Barnett Newman was an Abstract Expressonist painter in New York who painted large-scale fields of solid color, interrupted by vertical lines or "zips." His sometimes narrow or boxy canvases, part painting and part sculpture, were influential for Minimalism.
ArtStory: Barnett Newman
Hard-edge Painting
Hard-edge Painting
Hard-edge Painting
Hard-edge painting, emerging in the 1950s and '60s, departed from the gesture and scrawl of Abstract Expressionism to favor blocks of color with well-defined edges.
ArtStory: Hard-edge Painting
Frank Stella
Frank Stella
Frank Stella
Frank Stella is an American artist whose geometric paintings and shaped canvases underscore the idea of the painting as object. A major influence on Minimalism, his iconic works include nested black and white stripes and concentric, angular half-circles in bright colors.
ArtStory: Frank Stella
Frederick Hammersley
Frederick Hammersley
Frederick Hammersley
Frederick Hammersley was an American abstract painter and one of the four founders of the Los Angeles Abstract Classicists, a group of artists who in 1959 unveiled their "California Hard-Edge" paintings. Hammersley's work was noted for its sleek color and spatial relations of hard-edged, geometric shapes.
Frederick Hammersley
Minimalism
Minimalism
Minimalism

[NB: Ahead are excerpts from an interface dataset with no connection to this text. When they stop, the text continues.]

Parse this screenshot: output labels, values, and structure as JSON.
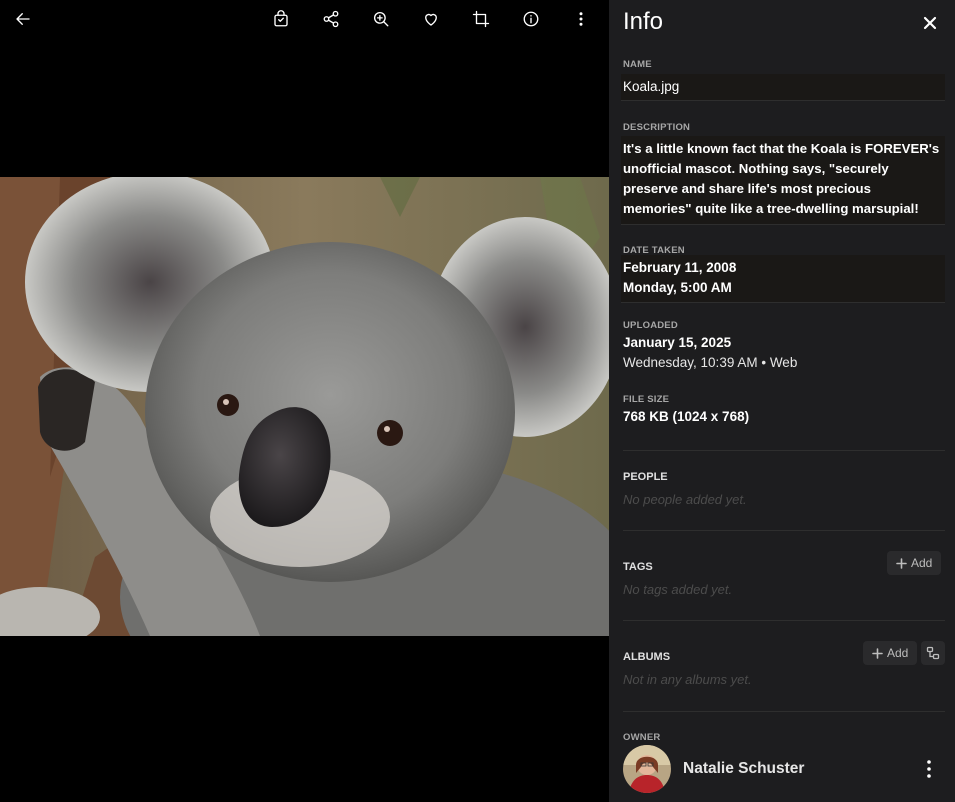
{
  "toolbar": {
    "back": "arrow-left-icon",
    "icons": [
      "shopping-bag-icon",
      "share-icon",
      "zoom-in-icon",
      "heart-icon",
      "crop-icon",
      "info-icon",
      "more-vert-icon"
    ]
  },
  "info": {
    "title": "Info",
    "name_label": "NAME",
    "name_value": "Koala.jpg",
    "description_label": "DESCRIPTION",
    "description_value": "It's a little known fact that the Koala is FOREVER's unofficial mascot. Nothing says, \"securely preserve and share life's most precious memories\" quite like a tree-dwelling marsupial!",
    "date_taken_label": "DATE TAKEN",
    "date_taken_date": "February 11, 2008",
    "date_taken_time": "Monday, 5:00 AM",
    "uploaded_label": "UPLOADED",
    "uploaded_date": "January 15, 2025",
    "uploaded_time": "Wednesday, 10:39 AM • Web",
    "file_size_label": "FILE SIZE",
    "file_size_value": "768 KB (1024 x 768)",
    "people_title": "PEOPLE",
    "people_empty": "No people added yet.",
    "tags_title": "TAGS",
    "tags_add": "Add",
    "tags_empty": "No tags added yet.",
    "albums_title": "ALBUMS",
    "albums_add": "Add",
    "albums_empty": "Not in any albums yet.",
    "owner_label": "OWNER",
    "owner_name": "Natalie Schuster"
  }
}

Minimalism emerged as a movement in New York in the 1960s, its leading figures creating objects which blurred the boundaries between painting and sculpture, and were characterized by unitary, geometric forms and industrial materials. Emphasizing cool anonymity over the passionate expression of the previous generation of painters, the Minimalists attempted to avoid metaphorical associations, symbolism, and suggestions of spiritual transcendence.
ArtStory: Minimalism
Donald Judd
Donald Judd
Donald Judd
Donald Judd was an early and influential Minimalist artist who made large-scale geometric objects, often of industrial materials and serially arranged on the floor or wall. He helped found the Chinati Foundation in Marfa, Texas, where many key works of Minimalism are installed.
ArtStory: Donald Judd
Dan Flavin
Dan Flavin
Dan Flavin
Dan Flavin was an American artist best known for his Minimalist constructions of color and light. Often using nothing more than a few dozen fluorescent bulbs for his work, Flavin was a crucial figure in the Minimalism of the 1960s and '70s. His light installations altered the physical exhibition space, and were designed as experiential art rather than visual art.
ArtStory: Dan Flavin